With tonal gloss but no artificial brilliance—the hotter Asia tuning might change the last bit?—this ultra-light transducer behind its precision-machined Delrin horn majored on airiness and fizz. That tracked down into very low SPL. This unknown French tweeter was clearly superior to the far heavier very famous Mundorf AMT in our Dutch monitors. It was superior to the inverted ceramic Accuton dome in our Albedo Aptica two-way towers. It most reminded me of a Raal or Børresen ribbon, albeit with higher energy density and rather more color.

Going off on a port above might have seemed strange. But it just followed the speaker's speed-is-the-deed theme by not going off. The M3's port was very well damped so the low registers were as agile and immaculately enunciated as the rest. "As above so below" was the takeaway. Where our Acelec Model One had the i5 integrated register as more bassy, darkish and fulsome like an aged beauty, the i5/M3 combo played it in the middle. It also radiated from the midrange out. Space, depth and layering were as mature as were body, tone and fullness. That made for quite an ideal balance of speed and physicality. Treble and bass were extensions of, not separate entities from, the key vocal band. This was neither a bottom-up nor a top-down perspective. This was a centrist affair with a core of real chewiness. 261.1Hz for president would be the bumper sticker. That refers to C4 or 'middle C' as the fourth C key on an 88-key piano.

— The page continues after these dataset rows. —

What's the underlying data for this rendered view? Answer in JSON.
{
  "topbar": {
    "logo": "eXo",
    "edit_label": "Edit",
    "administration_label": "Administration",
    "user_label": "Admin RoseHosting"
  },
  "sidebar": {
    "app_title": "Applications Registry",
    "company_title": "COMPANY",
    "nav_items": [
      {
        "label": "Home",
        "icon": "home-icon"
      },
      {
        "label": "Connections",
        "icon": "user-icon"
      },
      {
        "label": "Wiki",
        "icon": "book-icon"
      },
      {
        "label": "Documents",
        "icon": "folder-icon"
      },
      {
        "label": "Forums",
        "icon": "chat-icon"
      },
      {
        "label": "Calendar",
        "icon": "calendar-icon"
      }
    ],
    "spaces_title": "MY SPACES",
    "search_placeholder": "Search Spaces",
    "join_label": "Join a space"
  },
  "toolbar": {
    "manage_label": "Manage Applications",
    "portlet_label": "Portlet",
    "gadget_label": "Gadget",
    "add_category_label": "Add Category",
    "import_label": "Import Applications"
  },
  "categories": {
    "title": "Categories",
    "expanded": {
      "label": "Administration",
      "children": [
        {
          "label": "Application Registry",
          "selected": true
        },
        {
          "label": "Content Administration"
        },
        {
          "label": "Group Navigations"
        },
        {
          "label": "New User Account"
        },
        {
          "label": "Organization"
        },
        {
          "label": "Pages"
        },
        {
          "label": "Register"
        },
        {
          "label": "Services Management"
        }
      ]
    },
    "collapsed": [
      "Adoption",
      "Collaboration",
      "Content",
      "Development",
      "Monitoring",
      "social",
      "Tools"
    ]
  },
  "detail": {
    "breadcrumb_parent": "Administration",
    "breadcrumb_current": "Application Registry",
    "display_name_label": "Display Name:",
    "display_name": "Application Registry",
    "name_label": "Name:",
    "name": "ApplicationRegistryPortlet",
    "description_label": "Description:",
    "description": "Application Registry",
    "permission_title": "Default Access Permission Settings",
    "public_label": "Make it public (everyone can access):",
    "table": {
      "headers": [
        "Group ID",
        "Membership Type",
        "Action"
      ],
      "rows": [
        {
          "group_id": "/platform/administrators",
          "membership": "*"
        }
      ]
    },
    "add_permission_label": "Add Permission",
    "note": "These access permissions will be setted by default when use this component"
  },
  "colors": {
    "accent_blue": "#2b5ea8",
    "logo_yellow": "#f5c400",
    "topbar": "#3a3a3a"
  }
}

Built-in synergy of Alain Pratali's boxes with Simon Lee's amp isn't a cheap sales-floor ploy to sell you a particular combo in inventory. It's an actual and very happy fact. It's easily proven when you hear it together. With such a sophisticated showing, I thought of the next would-be candidate for the i5's particular virtues: Albedo Audio's Aptica, a 1st-order transmission-line 5.25" Accuton two-way tower. Would its slightly smaller mid/woofer respond with equal ripeness and color intensity as the M3's 6.5" Accuton had done? Aptica's tweeter wasn't as advanced as Alain's stupendous floating polymer membrane of just 0.12g moving mass.